§ Supplied material:

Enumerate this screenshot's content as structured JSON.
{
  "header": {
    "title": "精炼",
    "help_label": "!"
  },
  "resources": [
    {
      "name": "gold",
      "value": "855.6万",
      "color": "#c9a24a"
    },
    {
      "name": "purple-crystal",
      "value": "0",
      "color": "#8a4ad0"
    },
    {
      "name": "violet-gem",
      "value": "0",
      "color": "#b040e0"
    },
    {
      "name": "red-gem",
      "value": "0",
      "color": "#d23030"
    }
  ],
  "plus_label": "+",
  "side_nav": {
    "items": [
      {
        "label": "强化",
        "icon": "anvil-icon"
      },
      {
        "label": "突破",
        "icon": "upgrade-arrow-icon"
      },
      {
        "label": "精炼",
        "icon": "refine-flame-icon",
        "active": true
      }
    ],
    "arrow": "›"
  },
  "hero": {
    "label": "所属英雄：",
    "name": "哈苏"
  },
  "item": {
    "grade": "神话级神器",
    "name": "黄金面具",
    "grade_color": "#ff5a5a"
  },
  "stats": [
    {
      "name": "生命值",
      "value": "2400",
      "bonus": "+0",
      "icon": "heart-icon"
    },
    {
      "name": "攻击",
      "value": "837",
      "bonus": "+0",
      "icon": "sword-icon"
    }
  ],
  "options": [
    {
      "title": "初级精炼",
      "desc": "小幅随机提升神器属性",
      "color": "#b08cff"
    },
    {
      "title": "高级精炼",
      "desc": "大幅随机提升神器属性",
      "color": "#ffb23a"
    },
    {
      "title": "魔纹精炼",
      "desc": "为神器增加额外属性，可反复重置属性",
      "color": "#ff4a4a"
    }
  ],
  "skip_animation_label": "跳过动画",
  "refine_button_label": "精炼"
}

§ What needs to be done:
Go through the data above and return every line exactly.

§ Task result:
Enumerate this screenshot's content as structured JSON.
{
  "header": {
    "title": "精炼",
    "help_label": "!"
  },
  "resources": [
    {
      "name": "gold",
      "value": "855.6万",
      "color": "#c9a24a"
    },
    {
      "name": "purple-crystal",
      "value": "0",
      "color": "#8a4ad0"
    },
    {
      "name": "violet-gem",
      "value": "0",
      "color": "#b040e0"
    },
    {
      "name": "red-gem",
      "value": "0",
      "color": "#d23030"
    }
  ],
  "plus_label": "+",
  "side_nav": {
    "items": [
      {
        "label": "强化",
        "icon": "anvil-icon"
      },
      {
        "label": "突破",
        "icon": "upgrade-arrow-icon"
      },
      {
        "label": "精炼",
        "icon": "refine-flame-icon",
        "active": true
      }
    ],
    "arrow": "›"
  },
  "hero": {
    "label": "所属英雄：",
    "name": "哈苏"
  },
  "item": {
    "grade": "神话级神器",
    "name": "黄金面具",
    "grade_color": "#ff5a5a"
  },
  "stats": [
    {
      "name": "生命值",
      "value": "2400",
      "bonus": "+0",
      "icon": "heart-icon"
    },
    {
      "name": "攻击",
      "value": "837",
      "bonus": "+0",
      "icon": "sword-icon"
    }
  ],
  "options": [
    {
      "title": "初级精炼",
      "desc": "小幅随机提升神器属性",
      "color": "#b08cff"
    },
    {
      "title": "高级精炼",
      "desc": "大幅随机提升神器属性",
      "color": "#ffb23a"
    },
    {
      "title": "魔纹精炼",
      "desc": "为神器增加额外属性，可反复重置属性",
      "color": "#ff4a4a"
    }
  ],
  "skip_animation_label": "跳过动画",
  "refine_button_label": "精炼"
}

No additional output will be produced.